The VISPA Desktop Edition provides an easy way to design and run physics analyses. The philosophy is to offer a fast start for newcomers while maintaining all the flexibility that advanced users need for their analysis.
VISPA offers a common GUI for several plugins which are closely linked to VISPA. This guide mainly deals with the features provided by the Analysis Designer and Analysis Browser plugins. For a full list of available plugins, look at the feature list. VISPA also provides the ability to create own GUI plugins, see the API Reference for more details.
Download VISPA for your platform and follow the instructions. To be able to use plugins for designing physics analyses or browse data, be sure to also include PXL in your installation, which is the default for most platforms. We recommend to install VISPA using the pre-compiled tar balls. A detailed guide for the VISPA installation from source code with a UNIX system can be found here. Experts may have a look at the Quick Installation Guide.
For Windows see the recommended steps for proper installation using the binary packages here.
VISPA comes with a set of handy examples.
The Analysis Designer is the main plugin for designing a physics analysis and is based on the PXL toolkit. It provides all the ingredients to design and execute a high-energy physics analysis and can be extended for other applications.
The analysis designer is based on a serial analysis flow. Starting from data input or data generation, a set of data is processed serially by a chain of modules which can implement logical operations.
Once you start VISPA, the start dialogue is shown.
From here, choose New physics analysis to start designing a physics analysis from scratch, or open an existing analysis on the left-hand side, e.g. from the delivered [examples], to start from an already existing analysis.
There are two options for data input: Either use a PXL data file via a File Input module, or create data using a PyGenerator module. Both modules will start the execution of the module chain by passing a basic data entity (a Serializable) to the next module. After a chain is executed, the module will continue with a new Serializable until either there is no more data present in the input file, or the stop condition of the generator module is fulfilled.
In case more than one module is present, the execution of the analysis will stop when all input modules fail to deliver more data. As default, data will be delivered in turns. To force the execution of different input modules one after the other, the runIndex can be set to different integer values for each module. Then, modules will be executed from lowest to highest runIndex.

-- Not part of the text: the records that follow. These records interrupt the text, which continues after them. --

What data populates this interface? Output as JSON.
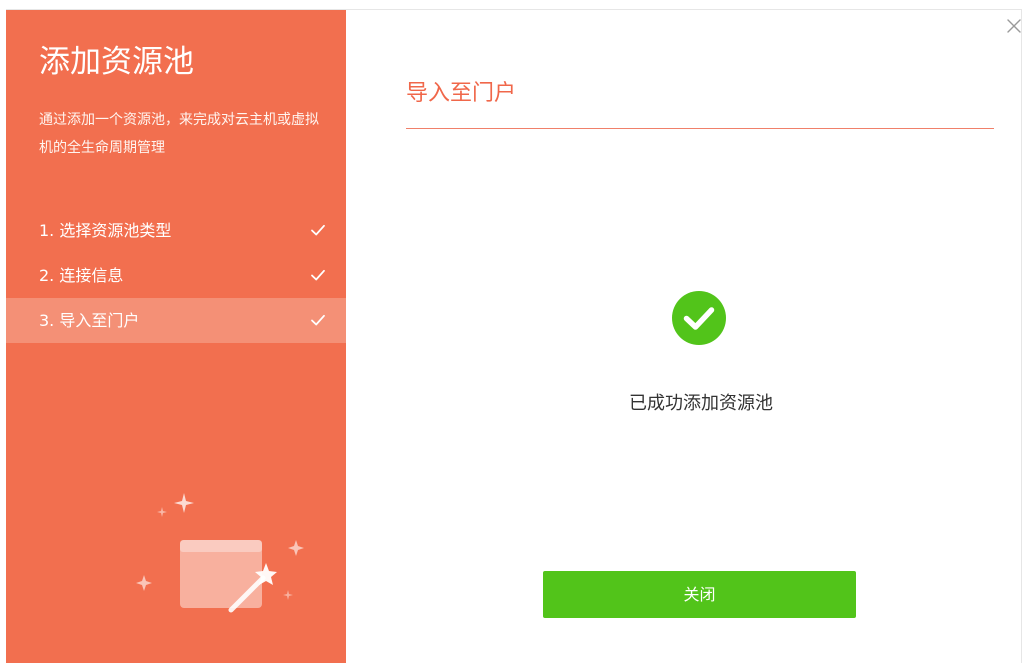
{
  "sidebar": {
    "title": "添加资源池",
    "description": "通过添加一个资源池，来完成对云主机或虚拟机的全生命周期管理",
    "steps": [
      {
        "label": "1. 选择资源池类型",
        "completed": true,
        "active": false
      },
      {
        "label": "2. 连接信息",
        "completed": true,
        "active": false
      },
      {
        "label": "3. 导入至门户",
        "completed": true,
        "active": true
      }
    ],
    "illustration_icon": "magic-wand-window-icon"
  },
  "main": {
    "title": "导入至门户",
    "status_icon": "check-circle-icon",
    "status_text": "已成功添加资源池",
    "close_button_label": "关闭"
  },
  "window": {
    "close_icon": "close-icon"
  },
  "colors": {
    "sidebar_bg": "#f26f4f",
    "active_step_bg": "#f49076",
    "accent": "#f0674a",
    "success": "#52c41a"
  }
}
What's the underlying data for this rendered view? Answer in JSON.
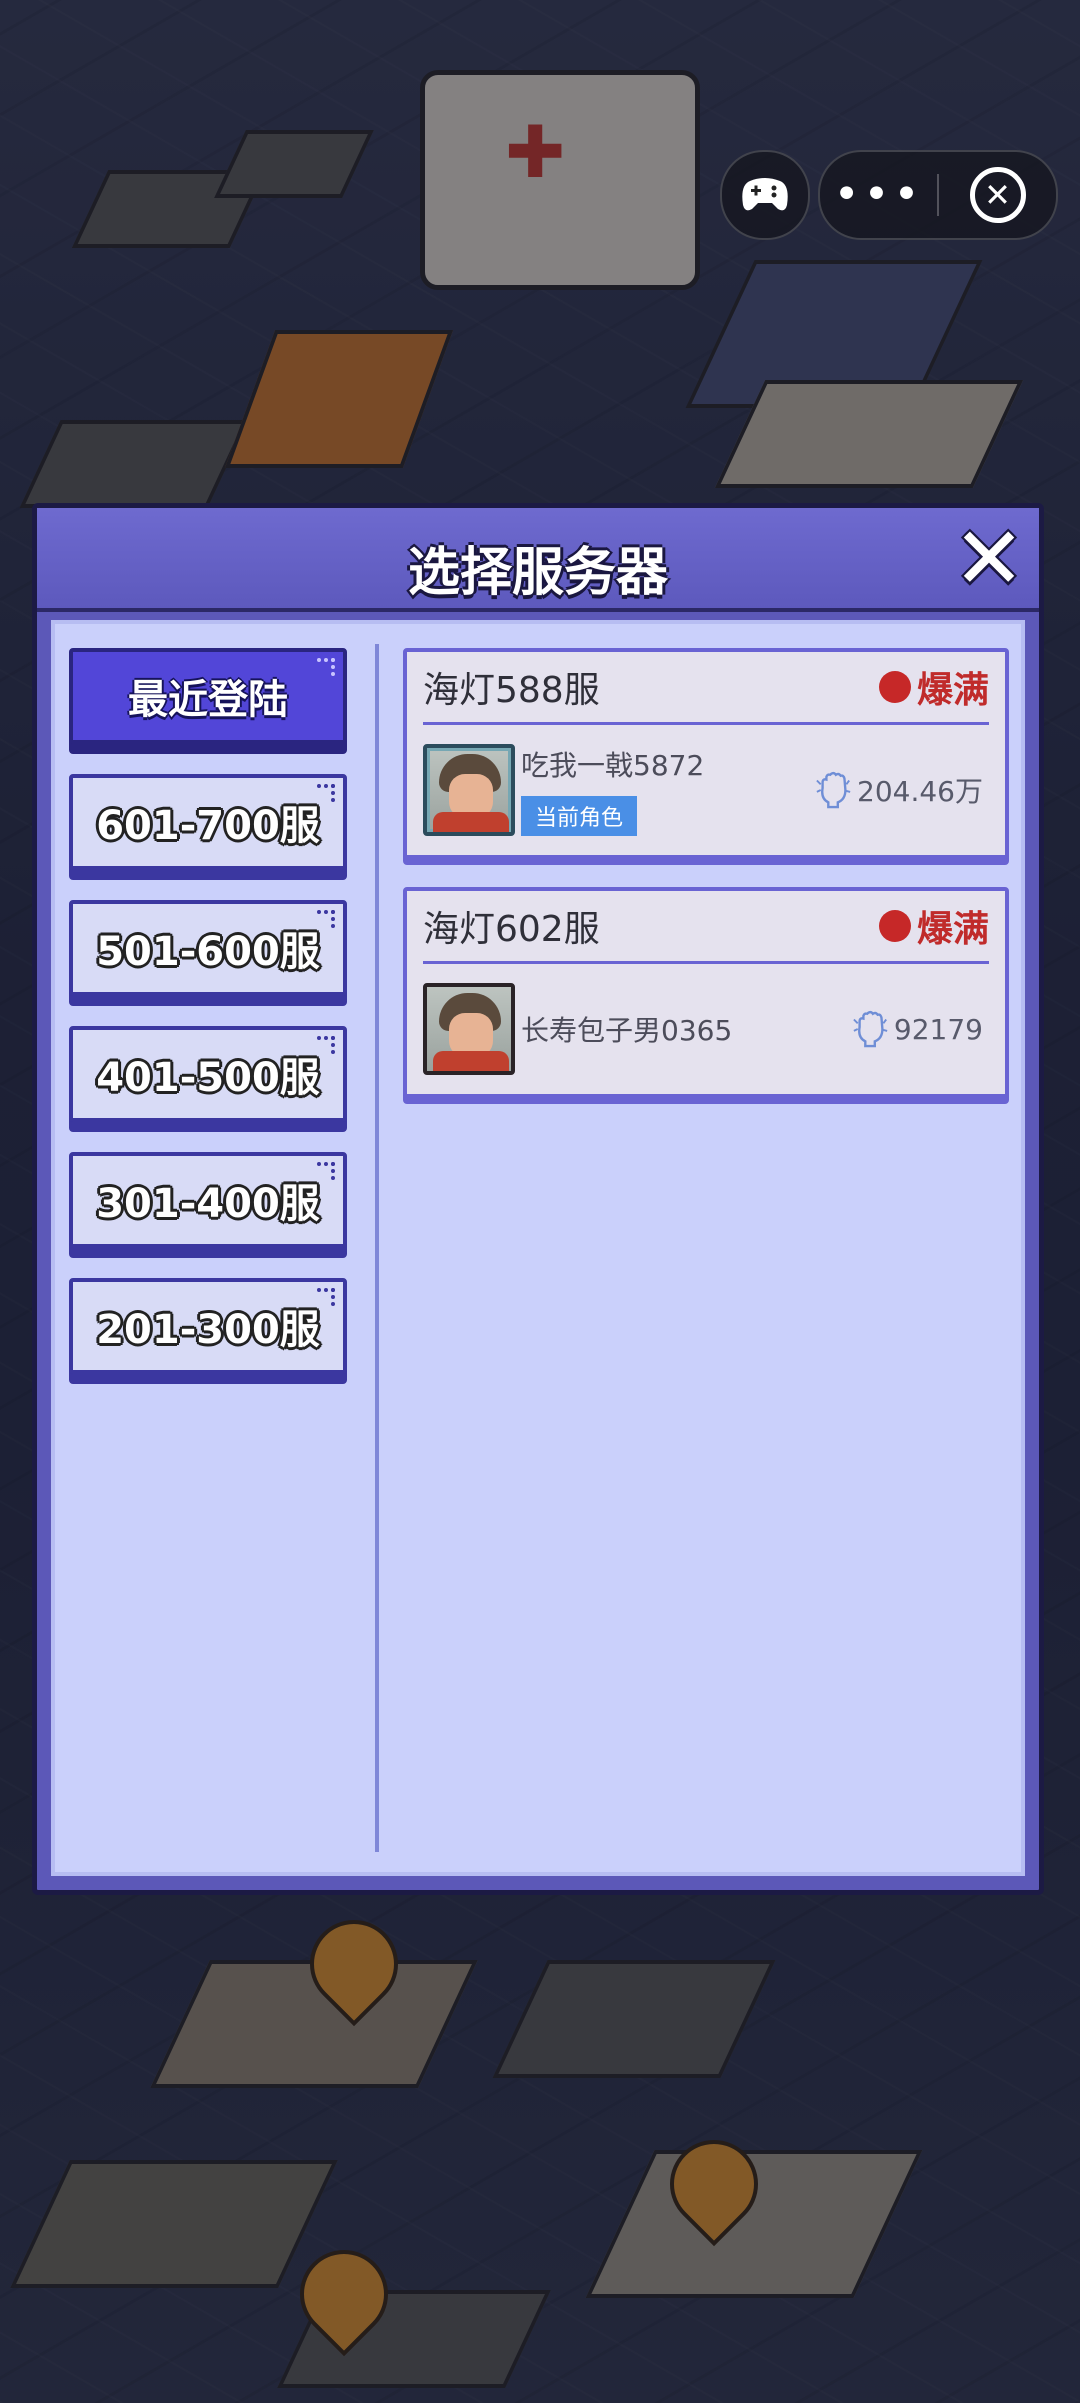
{
  "dialog": {
    "title": "选择服务器"
  },
  "tabs": [
    {
      "label": "最近登陆",
      "active": true
    },
    {
      "label": "601-700服",
      "active": false
    },
    {
      "label": "501-600服",
      "active": false
    },
    {
      "label": "401-500服",
      "active": false
    },
    {
      "label": "301-400服",
      "active": false
    },
    {
      "label": "201-300服",
      "active": false
    }
  ],
  "servers": [
    {
      "name": "海灯588服",
      "status": "爆满",
      "role_name": "吃我一戟5872",
      "badge": "当前角色",
      "power": "204.46万"
    },
    {
      "name": "海灯602服",
      "status": "爆满",
      "role_name": "长寿包子男0365",
      "power": "92179"
    }
  ],
  "icons": {
    "game": "gamepad-icon",
    "more": "more-dots-icon",
    "exit": "close-circle-icon",
    "close": "close-x-icon",
    "power": "fist-power-icon",
    "status": "red-dot-icon"
  },
  "colors": {
    "accent": "#5246d8",
    "status_full": "#c02b2b",
    "badge": "#4a8fe6"
  }
}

If you want to convert data from a dedicated experiment into the PXL I/O format, you may want to have a look at the following examples:
After the execution of each module, the data will be passed to the next module if a connection line is drawn. Modules can be connected in the GUI from a source of one module to a sink of another module. Sources are always located on the right-hand side of a module and sinks on the left-hand side such that the data flow is from the left to the right.
Modules can have more than one source, and the logic in the module code determines to which source the data is passed. If the data is passed to a source which is not connected to a sink, the execution of the analysis for this piece of data stops. The same is true if a module has no source.
In each module, arbitrary operations on the input data can be performed. This can mean gathering of information like counting the number of passed objects, adding of additional information, e.g. the calculation of variables using the input data and storing these in the data, dropping parts of the data, or modification of the passed data, e.g. by running dedicated algorithms.
To get started, insert a PyAnalyse module by choosing this on the left-hand side of the VISPA window and then by double-clicking in the main window. Point the mouse to the module and choose Create skeleton from the menu appearing on top of the module. This asks you to save a skeleton module on your file system. You can instead also select a script, e.g. from the delivered examples, by choosing Select script. Then, the module code itself can be changed to perform any operation. For more details on what you can do with PXL modules, see the PXL documentation.
The analysis designer has a set of basic Python modules to allow to graphically represent logical operations. In principal, any logical operation is allowed and can be implemented with the set of basic logic modules and the general Python or C++ module with an arbitrary number of sinks and sources. The only limit is that it is not possible to divide a set of data. There is no principal veto of using a module twice in a chain; however, this should be used with great care to prevent infinite loops, and is generally not recommended.
The simplest logical operation is the absence of any operation, the Pass. This is represented by the PyAnalyse module. In modules of this type, the data is processed and passed to the next module, given a connection exists.
PXL offers two possibilities to write modules, either in Python, or in C++.
For a list of example modules, see Examples. Skeletons for python modules can be created directly via the VISPA graphical user interface.
The example for the batch system plugin can be found here: Batch System Plugin.